What you produce should match the records exactly, line for line.
[DATA EXTRACTS — start]
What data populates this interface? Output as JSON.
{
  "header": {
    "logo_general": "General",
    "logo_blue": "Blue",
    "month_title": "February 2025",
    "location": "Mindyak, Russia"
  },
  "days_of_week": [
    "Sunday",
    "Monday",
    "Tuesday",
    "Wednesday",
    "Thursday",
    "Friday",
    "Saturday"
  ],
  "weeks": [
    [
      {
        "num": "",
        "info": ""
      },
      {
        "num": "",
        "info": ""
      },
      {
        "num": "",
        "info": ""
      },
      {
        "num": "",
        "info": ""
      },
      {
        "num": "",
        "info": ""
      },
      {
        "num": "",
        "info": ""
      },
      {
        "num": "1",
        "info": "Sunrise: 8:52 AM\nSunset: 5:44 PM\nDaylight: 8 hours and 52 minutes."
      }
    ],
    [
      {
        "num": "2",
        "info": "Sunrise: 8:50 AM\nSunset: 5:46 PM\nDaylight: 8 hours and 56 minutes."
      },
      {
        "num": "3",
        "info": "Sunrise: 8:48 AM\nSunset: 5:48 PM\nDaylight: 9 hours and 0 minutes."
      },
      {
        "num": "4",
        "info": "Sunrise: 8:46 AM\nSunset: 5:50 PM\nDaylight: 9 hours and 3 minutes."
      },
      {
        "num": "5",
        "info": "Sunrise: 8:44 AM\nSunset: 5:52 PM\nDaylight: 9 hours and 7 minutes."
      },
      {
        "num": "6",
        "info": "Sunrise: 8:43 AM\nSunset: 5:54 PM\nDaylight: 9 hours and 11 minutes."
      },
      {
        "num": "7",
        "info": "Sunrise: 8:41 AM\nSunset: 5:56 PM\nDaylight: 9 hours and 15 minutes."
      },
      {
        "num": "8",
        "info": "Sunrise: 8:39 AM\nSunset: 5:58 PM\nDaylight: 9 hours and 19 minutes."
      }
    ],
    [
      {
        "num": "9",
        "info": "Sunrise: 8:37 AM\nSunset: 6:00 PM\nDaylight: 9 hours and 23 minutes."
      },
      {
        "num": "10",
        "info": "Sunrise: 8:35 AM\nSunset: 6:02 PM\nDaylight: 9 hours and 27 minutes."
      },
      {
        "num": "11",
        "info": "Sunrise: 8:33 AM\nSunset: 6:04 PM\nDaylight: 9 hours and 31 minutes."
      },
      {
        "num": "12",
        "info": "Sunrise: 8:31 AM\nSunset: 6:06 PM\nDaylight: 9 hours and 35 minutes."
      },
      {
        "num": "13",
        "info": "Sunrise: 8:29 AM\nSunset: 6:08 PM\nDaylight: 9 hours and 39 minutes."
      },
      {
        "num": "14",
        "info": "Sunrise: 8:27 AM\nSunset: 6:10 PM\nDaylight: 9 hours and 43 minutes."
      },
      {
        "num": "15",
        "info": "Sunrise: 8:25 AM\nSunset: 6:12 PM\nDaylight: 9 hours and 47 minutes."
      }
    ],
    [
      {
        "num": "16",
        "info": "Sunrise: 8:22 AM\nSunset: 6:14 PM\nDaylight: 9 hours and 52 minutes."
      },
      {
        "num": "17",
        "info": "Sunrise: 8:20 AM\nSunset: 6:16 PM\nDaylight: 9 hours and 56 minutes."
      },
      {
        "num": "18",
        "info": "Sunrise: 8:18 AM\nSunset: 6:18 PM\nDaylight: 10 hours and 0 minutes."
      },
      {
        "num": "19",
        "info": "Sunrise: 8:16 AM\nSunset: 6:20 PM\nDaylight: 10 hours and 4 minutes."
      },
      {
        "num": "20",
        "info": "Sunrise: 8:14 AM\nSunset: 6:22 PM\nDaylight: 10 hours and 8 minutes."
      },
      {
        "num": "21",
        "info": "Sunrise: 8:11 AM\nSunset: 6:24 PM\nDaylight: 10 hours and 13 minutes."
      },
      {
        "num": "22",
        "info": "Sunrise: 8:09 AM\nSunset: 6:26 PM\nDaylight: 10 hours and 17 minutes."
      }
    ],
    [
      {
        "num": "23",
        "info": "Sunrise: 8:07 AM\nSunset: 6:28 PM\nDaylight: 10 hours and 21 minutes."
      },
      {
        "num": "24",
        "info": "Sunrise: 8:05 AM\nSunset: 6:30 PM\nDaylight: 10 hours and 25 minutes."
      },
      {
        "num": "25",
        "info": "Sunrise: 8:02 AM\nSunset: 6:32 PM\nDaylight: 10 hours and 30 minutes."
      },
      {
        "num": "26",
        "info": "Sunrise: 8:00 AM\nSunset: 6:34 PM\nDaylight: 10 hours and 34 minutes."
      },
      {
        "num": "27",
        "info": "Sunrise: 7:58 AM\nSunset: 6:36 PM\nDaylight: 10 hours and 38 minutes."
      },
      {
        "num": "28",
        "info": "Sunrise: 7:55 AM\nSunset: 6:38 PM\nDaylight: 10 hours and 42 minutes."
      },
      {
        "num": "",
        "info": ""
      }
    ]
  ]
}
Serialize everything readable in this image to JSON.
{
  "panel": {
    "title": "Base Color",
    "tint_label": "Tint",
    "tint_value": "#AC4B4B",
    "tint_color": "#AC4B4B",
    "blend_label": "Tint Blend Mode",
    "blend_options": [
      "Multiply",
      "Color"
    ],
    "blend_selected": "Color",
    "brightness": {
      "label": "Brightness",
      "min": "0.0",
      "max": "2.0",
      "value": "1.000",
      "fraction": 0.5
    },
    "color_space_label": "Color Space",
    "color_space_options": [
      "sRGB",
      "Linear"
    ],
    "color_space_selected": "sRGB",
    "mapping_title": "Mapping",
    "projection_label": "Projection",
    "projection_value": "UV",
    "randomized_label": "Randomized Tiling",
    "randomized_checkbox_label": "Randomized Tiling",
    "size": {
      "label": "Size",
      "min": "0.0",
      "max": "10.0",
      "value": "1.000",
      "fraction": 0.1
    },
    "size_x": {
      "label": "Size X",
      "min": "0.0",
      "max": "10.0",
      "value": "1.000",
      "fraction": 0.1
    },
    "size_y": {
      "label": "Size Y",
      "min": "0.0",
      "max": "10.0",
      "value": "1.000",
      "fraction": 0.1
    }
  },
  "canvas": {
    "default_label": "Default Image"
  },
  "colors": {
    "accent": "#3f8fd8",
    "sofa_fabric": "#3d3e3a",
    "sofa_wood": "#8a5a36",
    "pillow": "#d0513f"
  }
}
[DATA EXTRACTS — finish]
(SOLUTION FOR THIS TASK):
What data populates this interface? Output as JSON.
{
  "header": {
    "logo_general": "General",
    "logo_blue": "Blue",
    "month_title": "February 2025",
    "location": "Mindyak, Russia"
  },
  "days_of_week": [
    "Sunday",
    "Monday",
    "Tuesday",
    "Wednesday",
    "Thursday",
    "Friday",
    "Saturday"
  ],
  "weeks": [
    [
      {
        "num": "",
        "info": ""
      },
      {
        "num": "",
        "info": ""
      },
      {
        "num": "",
        "info": ""
      },
      {
        "num": "",
        "info": ""
      },
      {
        "num": "",
        "info": ""
      },
      {
        "num": "",
        "info": ""
      },
      {
        "num": "1",
        "info": "Sunrise: 8:52 AM\nSunset: 5:44 PM\nDaylight: 8 hours and 52 minutes."
      }
    ],
    [
      {
        "num": "2",
        "info": "Sunrise: 8:50 AM\nSunset: 5:46 PM\nDaylight: 8 hours and 56 minutes."
      },
      {
        "num": "3",
        "info": "Sunrise: 8:48 AM\nSunset: 5:48 PM\nDaylight: 9 hours and 0 minutes."
      },
      {
        "num": "4",
        "info": "Sunrise: 8:46 AM\nSunset: 5:50 PM\nDaylight: 9 hours and 3 minutes."
      },
      {
        "num": "5",
        "info": "Sunrise: 8:44 AM\nSunset: 5:52 PM\nDaylight: 9 hours and 7 minutes."
      },
      {
        "num": "6",
        "info": "Sunrise: 8:43 AM\nSunset: 5:54 PM\nDaylight: 9 hours and 11 minutes."
      },
      {
        "num": "7",
        "info": "Sunrise: 8:41 AM\nSunset: 5:56 PM\nDaylight: 9 hours and 15 minutes."
      },
      {
        "num": "8",
        "info": "Sunrise: 8:39 AM\nSunset: 5:58 PM\nDaylight: 9 hours and 19 minutes."
      }
    ],
    [
      {
        "num": "9",
        "info": "Sunrise: 8:37 AM\nSunset: 6:00 PM\nDaylight: 9 hours and 23 minutes."
      },
      {
        "num": "10",
        "info": "Sunrise: 8:35 AM\nSunset: 6:02 PM\nDaylight: 9 hours and 27 minutes."
      },
      {
        "num": "11",
        "info": "Sunrise: 8:33 AM\nSunset: 6:04 PM\nDaylight: 9 hours and 31 minutes."
      },
      {
        "num": "12",
        "info": "Sunrise: 8:31 AM\nSunset: 6:06 PM\nDaylight: 9 hours and 35 minutes."
      },
      {
        "num": "13",
        "info": "Sunrise: 8:29 AM\nSunset: 6:08 PM\nDaylight: 9 hours and 39 minutes."
      },
      {
        "num": "14",
        "info": "Sunrise: 8:27 AM\nSunset: 6:10 PM\nDaylight: 9 hours and 43 minutes."
      },
      {
        "num": "15",
        "info": "Sunrise: 8:25 AM\nSunset: 6:12 PM\nDaylight: 9 hours and 47 minutes."
      }
    ],
    [
      {
        "num": "16",
        "info": "Sunrise: 8:22 AM\nSunset: 6:14 PM\nDaylight: 9 hours and 52 minutes."
      },
      {
        "num": "17",
        "info": "Sunrise: 8:20 AM\nSunset: 6:16 PM\nDaylight: 9 hours and 56 minutes."
      },
      {
        "num": "18",
        "info": "Sunrise: 8:18 AM\nSunset: 6:18 PM\nDaylight: 10 hours and 0 minutes."
      },
      {
        "num": "19",
        "info": "Sunrise: 8:16 AM\nSunset: 6:20 PM\nDaylight: 10 hours and 4 minutes."
      },
      {
        "num": "20",
        "info": "Sunrise: 8:14 AM\nSunset: 6:22 PM\nDaylight: 10 hours and 8 minutes."
      },
      {
        "num": "21",
        "info": "Sunrise: 8:11 AM\nSunset: 6:24 PM\nDaylight: 10 hours and 13 minutes."
      },
      {
        "num": "22",
        "info": "Sunrise: 8:09 AM\nSunset: 6:26 PM\nDaylight: 10 hours and 17 minutes."
      }
    ],
    [
      {
        "num": "23",
        "info": "Sunrise: 8:07 AM\nSunset: 6:28 PM\nDaylight: 10 hours and 21 minutes."
      },
      {
        "num": "24",
        "info": "Sunrise: 8:05 AM\nSunset: 6:30 PM\nDaylight: 10 hours and 25 minutes."
      },
      {
        "num": "25",
        "info": "Sunrise: 8:02 AM\nSunset: 6:32 PM\nDaylight: 10 hours and 30 minutes."
      },
      {
        "num": "26",
        "info": "Sunrise: 8:00 AM\nSunset: 6:34 PM\nDaylight: 10 hours and 34 minutes."
      },
      {
        "num": "27",
        "info": "Sunrise: 7:58 AM\nSunset: 6:36 PM\nDaylight: 10 hours and 38 minutes."
      },
      {
        "num": "28",
        "info": "Sunrise: 7:55 AM\nSunset: 6:38 PM\nDaylight: 10 hours and 42 minutes."
      },
      {
        "num": "",
        "info": ""
      }
    ]
  ]
}
Serialize everything readable in this image to JSON.
{
  "panel": {
    "title": "Base Color",
    "tint_label": "Tint",
    "tint_value": "#AC4B4B",
    "tint_color": "#AC4B4B",
    "blend_label": "Tint Blend Mode",
    "blend_options": [
      "Multiply",
      "Color"
    ],
    "blend_selected": "Color",
    "brightness": {
      "label": "Brightness",
      "min": "0.0",
      "max": "2.0",
      "value": "1.000",
      "fraction": 0.5
    },
    "color_space_label": "Color Space",
    "color_space_options": [
      "sRGB",
      "Linear"
    ],
    "color_space_selected": "sRGB",
    "mapping_title": "Mapping",
    "projection_label": "Projection",
    "projection_value": "UV",
    "randomized_label": "Randomized Tiling",
    "randomized_checkbox_label": "Randomized Tiling",
    "size": {
      "label": "Size",
      "min": "0.0",
      "max": "10.0",
      "value": "1.000",
      "fraction": 0.1
    },
    "size_x": {
      "label": "Size X",
      "min": "0.0",
      "max": "10.0",
      "value": "1.000",
      "fraction": 0.1
    },
    "size_y": {
      "label": "Size Y",
      "min": "0.0",
      "max": "10.0",
      "value": "1.000",
      "fraction": 0.1
    }
  },
  "canvas": {
    "default_label": "Default Image"
  },
  "colors": {
    "accent": "#3f8fd8",
    "sofa_fabric": "#3d3e3a",
    "sofa_wood": "#8a5a36",
    "pillow": "#d0513f"
  }
}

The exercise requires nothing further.